The trial court hearing the appeal did not agree with Mr. Simmons' argument, so it was sent to an Appeals Court. This is where the case gets really interesting.

Even though he was an adult at the time of his conviction and sentencing, Mr. Simmons was only 17 at the time of the murder. His new attorneys dropped the issue of ineffective assistance of counsel and focused on his age and his potential diagnosis of mental retardation. They argued the case all the way to the Missouri Supreme Court, which held that it would be considered cruel and unusual punishment (Eighth Amendment) to execute an individual who was mentally retarded. It would also be a violation of the Eighth Amendment to execute a juvenile under the age of 18 at the time of the offense.
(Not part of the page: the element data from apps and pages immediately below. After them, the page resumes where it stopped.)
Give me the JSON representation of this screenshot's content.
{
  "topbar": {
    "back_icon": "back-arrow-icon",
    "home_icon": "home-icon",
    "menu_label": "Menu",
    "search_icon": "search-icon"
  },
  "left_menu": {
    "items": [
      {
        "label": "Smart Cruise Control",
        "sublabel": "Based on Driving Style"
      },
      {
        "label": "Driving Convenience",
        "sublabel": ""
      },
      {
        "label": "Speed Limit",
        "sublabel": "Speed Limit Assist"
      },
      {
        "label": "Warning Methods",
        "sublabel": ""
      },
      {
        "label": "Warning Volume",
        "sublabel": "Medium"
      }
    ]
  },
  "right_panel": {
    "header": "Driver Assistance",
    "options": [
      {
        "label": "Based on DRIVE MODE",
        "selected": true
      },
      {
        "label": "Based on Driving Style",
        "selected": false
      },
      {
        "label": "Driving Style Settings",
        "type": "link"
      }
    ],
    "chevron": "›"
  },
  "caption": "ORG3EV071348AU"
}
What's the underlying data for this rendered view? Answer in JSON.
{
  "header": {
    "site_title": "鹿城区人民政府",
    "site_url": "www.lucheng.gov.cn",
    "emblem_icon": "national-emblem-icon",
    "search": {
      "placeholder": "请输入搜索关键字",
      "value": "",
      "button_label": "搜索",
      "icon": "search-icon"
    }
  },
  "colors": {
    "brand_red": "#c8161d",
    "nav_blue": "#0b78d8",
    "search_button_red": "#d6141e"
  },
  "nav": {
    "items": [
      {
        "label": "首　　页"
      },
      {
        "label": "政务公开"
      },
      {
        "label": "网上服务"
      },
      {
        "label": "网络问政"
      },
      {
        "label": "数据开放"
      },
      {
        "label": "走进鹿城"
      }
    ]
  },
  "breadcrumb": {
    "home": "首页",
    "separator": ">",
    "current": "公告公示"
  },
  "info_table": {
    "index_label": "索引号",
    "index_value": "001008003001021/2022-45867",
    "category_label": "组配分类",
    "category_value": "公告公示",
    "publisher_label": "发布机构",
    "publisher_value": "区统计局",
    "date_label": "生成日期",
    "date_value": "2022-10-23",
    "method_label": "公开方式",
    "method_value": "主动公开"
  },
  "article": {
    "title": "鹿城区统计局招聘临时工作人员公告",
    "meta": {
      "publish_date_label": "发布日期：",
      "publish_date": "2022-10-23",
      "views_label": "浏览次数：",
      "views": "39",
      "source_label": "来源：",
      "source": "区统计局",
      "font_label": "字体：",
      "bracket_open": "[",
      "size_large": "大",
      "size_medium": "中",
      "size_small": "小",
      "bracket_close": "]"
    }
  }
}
The State of Missouri appealed this decision to the U.S. Supreme Court, who agreed to hear the case in 2004.

Missouri argued that executing a 17 year-old is not an Eighth Amendment violation, due to the Court's decision in 1989 upholding death sentences for juveniles ages 16 or above (Stanford v. Kentucky). Complicating the state's case, however, was Atkins v. Virginia (2002), where the Court found executing someone who is mentally retarded to be unconstitutional.

After hearing oral arguments, the Court deliberated and issued a ruling in 2005. They upheld the Missouri Supreme Court's decision to set aside Mr. Simmons' death sentence. They cited statistics in their ruling indicating a majority of states had already outlawed death sentences for juveniles, and they noted Americans view juveniles as "categorically less culpable than the average criminal." The scientific basis for this ruling was explained as follows:

"(1) the lack of maturity and an underdeveloped sense of responsibility were found in youth more often than adults and were more understandable among the young;

"(2) juveniles were more vulnerable or susceptible to negative influences and outside pressures, including peer pressure; and

"(3) the character of a juvenile was not as well formed as that of an adult."

As a result of this case, Mr. Simmons' sentence was reduced from death to life in prison without parole. And, the U.S. Supreme Court created a new standard for the death penalty--it is now a violation of the Eighth Amendment to execute anyone who committed murder prior to the age of 18, regardless of how old the person is at the time of trial and sentencing.